What the exercise asks
Would you please restate the data exactly as it stands, apart from the pictures?
** Opening Provided information block **
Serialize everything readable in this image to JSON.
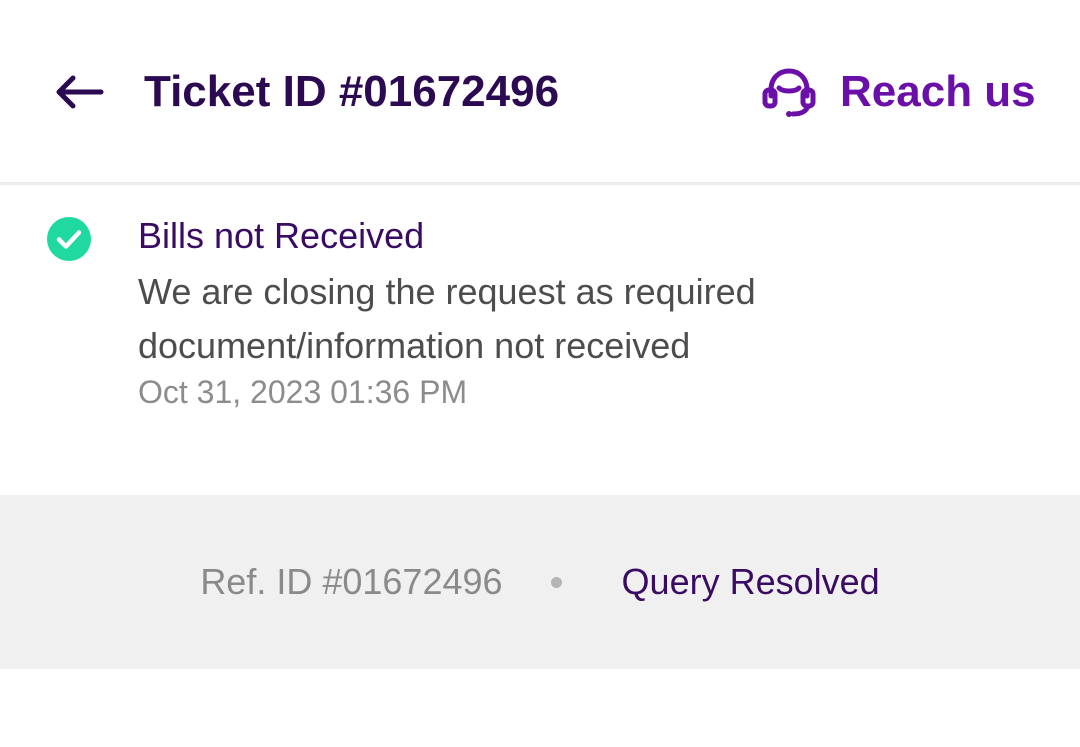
{
  "header": {
    "title": "Ticket ID #01672496",
    "reach_us_label": "Reach us",
    "back_icon": "arrow-left-icon",
    "reach_us_icon": "headset-icon"
  },
  "status": {
    "icon": "check-circle-icon",
    "title": "Bills not Received",
    "message": "We are closing the request as required document/information not received",
    "timestamp": "Oct 31, 2023 01:36 PM"
  },
  "footer": {
    "ref_id": "Ref. ID #01672496",
    "query_status": "Query Resolved"
  },
  "colors": {
    "title": "#2b0a52",
    "accent": "#6a0fa8",
    "success": "#1fd9a0",
    "muted": "#8c8c8c",
    "band": "#f0f0f0"
  }
}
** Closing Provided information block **
Response to the task
Serialize everything readable in this image to JSON.
{
  "header": {
    "title": "Ticket ID #01672496",
    "reach_us_label": "Reach us",
    "back_icon": "arrow-left-icon",
    "reach_us_icon": "headset-icon"
  },
  "status": {
    "icon": "check-circle-icon",
    "title": "Bills not Received",
    "message": "We are closing the request as required document/information not received",
    "timestamp": "Oct 31, 2023 01:36 PM"
  },
  "footer": {
    "ref_id": "Ref. ID #01672496",
    "query_status": "Query Resolved"
  },
  "colors": {
    "title": "#2b0a52",
    "accent": "#6a0fa8",
    "success": "#1fd9a0",
    "muted": "#8c8c8c",
    "band": "#f0f0f0"
  }
}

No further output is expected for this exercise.